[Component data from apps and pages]
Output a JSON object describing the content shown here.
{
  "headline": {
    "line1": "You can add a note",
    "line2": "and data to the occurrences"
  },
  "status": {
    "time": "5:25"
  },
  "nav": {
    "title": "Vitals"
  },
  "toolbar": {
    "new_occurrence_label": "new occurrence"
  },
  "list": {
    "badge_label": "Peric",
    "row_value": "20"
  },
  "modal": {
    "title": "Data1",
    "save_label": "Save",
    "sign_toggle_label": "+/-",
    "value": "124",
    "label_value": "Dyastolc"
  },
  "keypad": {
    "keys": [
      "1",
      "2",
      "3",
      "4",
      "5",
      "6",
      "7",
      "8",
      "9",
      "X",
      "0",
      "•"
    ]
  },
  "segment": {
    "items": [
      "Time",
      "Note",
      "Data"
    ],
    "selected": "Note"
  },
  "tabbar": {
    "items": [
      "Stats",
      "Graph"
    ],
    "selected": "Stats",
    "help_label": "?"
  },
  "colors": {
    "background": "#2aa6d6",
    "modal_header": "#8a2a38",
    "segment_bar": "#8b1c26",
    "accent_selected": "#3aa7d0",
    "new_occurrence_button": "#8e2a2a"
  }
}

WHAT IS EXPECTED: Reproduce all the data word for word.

REPLY TO THE TASK:
Output a JSON object describing the content shown here.
{
  "headline": {
    "line1": "You can add a note",
    "line2": "and data to the occurrences"
  },
  "status": {
    "time": "5:25"
  },
  "nav": {
    "title": "Vitals"
  },
  "toolbar": {
    "new_occurrence_label": "new occurrence"
  },
  "list": {
    "badge_label": "Peric",
    "row_value": "20"
  },
  "modal": {
    "title": "Data1",
    "save_label": "Save",
    "sign_toggle_label": "+/-",
    "value": "124",
    "label_value": "Dyastolc"
  },
  "keypad": {
    "keys": [
      "1",
      "2",
      "3",
      "4",
      "5",
      "6",
      "7",
      "8",
      "9",
      "X",
      "0",
      "•"
    ]
  },
  "segment": {
    "items": [
      "Time",
      "Note",
      "Data"
    ],
    "selected": "Note"
  },
  "tabbar": {
    "items": [
      "Stats",
      "Graph"
    ],
    "selected": "Stats",
    "help_label": "?"
  },
  "colors": {
    "background": "#2aa6d6",
    "modal_header": "#8a2a38",
    "segment_bar": "#8b1c26",
    "accent_selected": "#3aa7d0",
    "new_occurrence_button": "#8e2a2a"
  }
}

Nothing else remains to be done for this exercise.